====== INPUT FOR THIS TASK
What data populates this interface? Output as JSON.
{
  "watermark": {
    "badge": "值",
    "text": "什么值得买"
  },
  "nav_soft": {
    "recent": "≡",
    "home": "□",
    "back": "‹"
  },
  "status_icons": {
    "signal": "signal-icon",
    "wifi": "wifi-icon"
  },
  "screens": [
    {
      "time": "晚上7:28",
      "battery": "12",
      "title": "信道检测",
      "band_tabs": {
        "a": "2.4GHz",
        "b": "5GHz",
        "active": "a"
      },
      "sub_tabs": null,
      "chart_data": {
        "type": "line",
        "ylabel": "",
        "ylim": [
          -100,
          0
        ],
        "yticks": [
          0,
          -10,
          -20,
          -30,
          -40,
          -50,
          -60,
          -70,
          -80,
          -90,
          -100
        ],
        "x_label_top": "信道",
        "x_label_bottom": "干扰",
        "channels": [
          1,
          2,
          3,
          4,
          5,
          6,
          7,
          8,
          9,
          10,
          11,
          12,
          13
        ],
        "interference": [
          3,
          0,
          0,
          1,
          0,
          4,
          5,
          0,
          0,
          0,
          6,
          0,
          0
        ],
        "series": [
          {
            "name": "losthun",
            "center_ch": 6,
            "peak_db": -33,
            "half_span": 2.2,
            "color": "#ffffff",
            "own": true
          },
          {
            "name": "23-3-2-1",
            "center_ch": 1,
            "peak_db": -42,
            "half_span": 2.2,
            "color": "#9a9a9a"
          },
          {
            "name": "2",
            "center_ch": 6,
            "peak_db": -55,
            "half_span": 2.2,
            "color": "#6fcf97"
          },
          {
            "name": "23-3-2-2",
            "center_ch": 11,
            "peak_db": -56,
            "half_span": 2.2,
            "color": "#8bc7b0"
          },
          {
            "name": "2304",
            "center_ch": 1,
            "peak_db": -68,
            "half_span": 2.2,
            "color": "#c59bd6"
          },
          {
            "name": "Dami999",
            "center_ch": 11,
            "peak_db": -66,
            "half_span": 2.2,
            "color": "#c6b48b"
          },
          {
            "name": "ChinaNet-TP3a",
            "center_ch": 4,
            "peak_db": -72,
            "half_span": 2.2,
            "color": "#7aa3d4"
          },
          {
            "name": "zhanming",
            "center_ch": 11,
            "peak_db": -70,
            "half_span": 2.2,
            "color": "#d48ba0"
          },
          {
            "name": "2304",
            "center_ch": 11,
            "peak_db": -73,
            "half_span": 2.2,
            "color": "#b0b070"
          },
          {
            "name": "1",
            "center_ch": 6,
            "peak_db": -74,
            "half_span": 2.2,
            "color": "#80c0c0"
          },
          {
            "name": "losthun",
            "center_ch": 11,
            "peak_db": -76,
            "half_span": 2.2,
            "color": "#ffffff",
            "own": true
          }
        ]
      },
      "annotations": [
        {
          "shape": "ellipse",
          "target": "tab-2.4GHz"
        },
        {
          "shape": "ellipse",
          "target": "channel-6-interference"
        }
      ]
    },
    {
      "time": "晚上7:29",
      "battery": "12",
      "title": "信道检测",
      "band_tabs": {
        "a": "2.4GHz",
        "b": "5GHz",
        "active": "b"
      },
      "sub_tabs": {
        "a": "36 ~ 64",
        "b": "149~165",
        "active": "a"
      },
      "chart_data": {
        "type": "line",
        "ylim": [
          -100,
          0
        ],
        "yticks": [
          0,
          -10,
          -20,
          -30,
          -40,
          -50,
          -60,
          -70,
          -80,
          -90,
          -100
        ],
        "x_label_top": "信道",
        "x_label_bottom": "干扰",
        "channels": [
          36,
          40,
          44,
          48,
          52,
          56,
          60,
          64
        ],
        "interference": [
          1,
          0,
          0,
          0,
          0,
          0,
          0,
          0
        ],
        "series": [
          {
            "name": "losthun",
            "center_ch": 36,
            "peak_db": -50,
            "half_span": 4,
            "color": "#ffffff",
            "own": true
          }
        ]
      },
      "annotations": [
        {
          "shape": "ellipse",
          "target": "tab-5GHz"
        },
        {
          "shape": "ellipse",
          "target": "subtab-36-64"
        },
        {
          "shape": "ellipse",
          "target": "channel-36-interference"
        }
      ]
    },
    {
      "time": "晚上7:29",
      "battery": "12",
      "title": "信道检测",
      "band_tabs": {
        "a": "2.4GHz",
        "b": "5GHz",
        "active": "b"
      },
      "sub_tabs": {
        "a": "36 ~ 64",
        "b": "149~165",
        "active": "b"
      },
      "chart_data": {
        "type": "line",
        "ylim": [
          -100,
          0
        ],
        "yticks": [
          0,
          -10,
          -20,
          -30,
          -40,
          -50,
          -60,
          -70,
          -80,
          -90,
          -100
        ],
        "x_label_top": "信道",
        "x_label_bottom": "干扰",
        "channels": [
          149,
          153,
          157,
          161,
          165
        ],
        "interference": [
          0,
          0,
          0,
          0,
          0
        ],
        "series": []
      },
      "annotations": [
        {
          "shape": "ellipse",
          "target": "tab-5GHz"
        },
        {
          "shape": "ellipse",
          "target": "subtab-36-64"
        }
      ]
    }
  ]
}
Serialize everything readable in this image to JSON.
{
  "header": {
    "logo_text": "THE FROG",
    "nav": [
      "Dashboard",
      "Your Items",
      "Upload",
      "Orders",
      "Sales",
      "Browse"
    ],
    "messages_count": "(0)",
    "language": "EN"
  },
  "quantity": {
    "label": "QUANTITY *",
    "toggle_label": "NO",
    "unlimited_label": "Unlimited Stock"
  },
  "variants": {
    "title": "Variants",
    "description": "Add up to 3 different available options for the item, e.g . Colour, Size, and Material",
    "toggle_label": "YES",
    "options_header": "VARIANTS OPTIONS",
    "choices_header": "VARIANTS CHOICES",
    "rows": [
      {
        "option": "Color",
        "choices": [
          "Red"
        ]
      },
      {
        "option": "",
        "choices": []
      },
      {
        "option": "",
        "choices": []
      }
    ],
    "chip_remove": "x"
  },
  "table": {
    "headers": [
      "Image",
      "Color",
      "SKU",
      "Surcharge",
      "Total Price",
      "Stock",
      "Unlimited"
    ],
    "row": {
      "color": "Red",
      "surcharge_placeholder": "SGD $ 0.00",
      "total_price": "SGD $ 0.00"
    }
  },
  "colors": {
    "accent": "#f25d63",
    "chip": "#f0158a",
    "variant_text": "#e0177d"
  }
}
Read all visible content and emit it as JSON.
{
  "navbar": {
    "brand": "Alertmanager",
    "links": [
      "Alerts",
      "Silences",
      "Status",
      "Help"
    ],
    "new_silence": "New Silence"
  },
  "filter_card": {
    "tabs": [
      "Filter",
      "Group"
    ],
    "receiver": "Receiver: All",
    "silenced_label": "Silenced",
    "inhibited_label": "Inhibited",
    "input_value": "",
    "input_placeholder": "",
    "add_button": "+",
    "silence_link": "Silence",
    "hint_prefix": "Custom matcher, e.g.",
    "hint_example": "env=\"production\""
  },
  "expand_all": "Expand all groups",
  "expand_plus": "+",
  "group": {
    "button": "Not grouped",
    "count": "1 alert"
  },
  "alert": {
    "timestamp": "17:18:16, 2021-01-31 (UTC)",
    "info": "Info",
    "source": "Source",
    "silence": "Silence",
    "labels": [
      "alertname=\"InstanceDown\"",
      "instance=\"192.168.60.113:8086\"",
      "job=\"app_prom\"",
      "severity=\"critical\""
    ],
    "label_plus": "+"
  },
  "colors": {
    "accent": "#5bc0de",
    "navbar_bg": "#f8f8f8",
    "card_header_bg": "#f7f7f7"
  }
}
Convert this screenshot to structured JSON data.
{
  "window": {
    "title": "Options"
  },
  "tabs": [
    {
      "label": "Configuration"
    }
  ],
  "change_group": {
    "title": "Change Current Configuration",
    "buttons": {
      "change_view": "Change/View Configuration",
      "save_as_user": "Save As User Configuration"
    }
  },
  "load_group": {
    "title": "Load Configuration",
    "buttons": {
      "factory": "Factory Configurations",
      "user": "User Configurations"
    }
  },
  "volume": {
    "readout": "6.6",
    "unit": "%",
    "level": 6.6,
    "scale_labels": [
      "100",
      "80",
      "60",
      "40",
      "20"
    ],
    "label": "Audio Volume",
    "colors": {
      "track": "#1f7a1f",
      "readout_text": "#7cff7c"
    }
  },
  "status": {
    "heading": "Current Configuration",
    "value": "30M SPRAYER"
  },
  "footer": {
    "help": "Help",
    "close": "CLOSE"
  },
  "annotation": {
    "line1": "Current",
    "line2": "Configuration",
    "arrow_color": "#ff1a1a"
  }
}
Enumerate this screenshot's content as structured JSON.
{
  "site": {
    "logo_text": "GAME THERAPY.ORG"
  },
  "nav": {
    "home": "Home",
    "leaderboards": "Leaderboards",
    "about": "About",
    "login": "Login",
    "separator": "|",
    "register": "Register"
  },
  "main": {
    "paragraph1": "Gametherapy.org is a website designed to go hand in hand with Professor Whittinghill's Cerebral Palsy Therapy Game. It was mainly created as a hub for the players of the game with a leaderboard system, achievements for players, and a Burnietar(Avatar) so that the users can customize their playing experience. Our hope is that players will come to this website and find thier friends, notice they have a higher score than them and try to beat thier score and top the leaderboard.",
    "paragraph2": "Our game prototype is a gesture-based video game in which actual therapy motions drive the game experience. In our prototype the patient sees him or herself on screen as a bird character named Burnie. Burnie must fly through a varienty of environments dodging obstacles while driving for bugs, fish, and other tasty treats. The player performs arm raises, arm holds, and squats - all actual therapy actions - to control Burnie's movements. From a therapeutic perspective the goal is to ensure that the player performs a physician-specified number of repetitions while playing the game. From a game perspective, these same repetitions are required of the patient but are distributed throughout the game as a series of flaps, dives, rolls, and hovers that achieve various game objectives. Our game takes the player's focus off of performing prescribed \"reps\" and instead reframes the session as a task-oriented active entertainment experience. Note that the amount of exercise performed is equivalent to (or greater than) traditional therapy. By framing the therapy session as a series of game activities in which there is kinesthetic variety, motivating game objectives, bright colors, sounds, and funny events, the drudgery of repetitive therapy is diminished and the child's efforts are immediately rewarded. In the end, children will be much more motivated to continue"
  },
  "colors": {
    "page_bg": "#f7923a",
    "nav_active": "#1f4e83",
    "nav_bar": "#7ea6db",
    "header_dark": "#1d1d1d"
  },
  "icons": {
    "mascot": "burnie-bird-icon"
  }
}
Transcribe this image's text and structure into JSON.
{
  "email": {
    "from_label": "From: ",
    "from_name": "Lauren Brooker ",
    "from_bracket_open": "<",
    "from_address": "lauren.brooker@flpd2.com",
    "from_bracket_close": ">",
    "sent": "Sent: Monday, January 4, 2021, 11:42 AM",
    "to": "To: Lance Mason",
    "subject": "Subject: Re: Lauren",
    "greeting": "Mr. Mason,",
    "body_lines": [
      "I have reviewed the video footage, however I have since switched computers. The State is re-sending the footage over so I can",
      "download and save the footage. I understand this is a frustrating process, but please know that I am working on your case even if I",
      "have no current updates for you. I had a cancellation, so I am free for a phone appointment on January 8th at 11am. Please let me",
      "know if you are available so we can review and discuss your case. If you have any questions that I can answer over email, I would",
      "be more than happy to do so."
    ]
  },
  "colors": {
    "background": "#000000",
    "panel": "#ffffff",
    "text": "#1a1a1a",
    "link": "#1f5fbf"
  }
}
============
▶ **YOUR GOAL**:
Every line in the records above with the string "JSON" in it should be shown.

▶ **RESPONSE**:
What data populates this interface? Output as JSON.
Serialize everything readable in this image to JSON.
Read all visible content and emit it as JSON.
Convert this screenshot to structured JSON data.
Enumerate this screenshot's content as structured JSON.
Transcribe this image's text and structure into JSON.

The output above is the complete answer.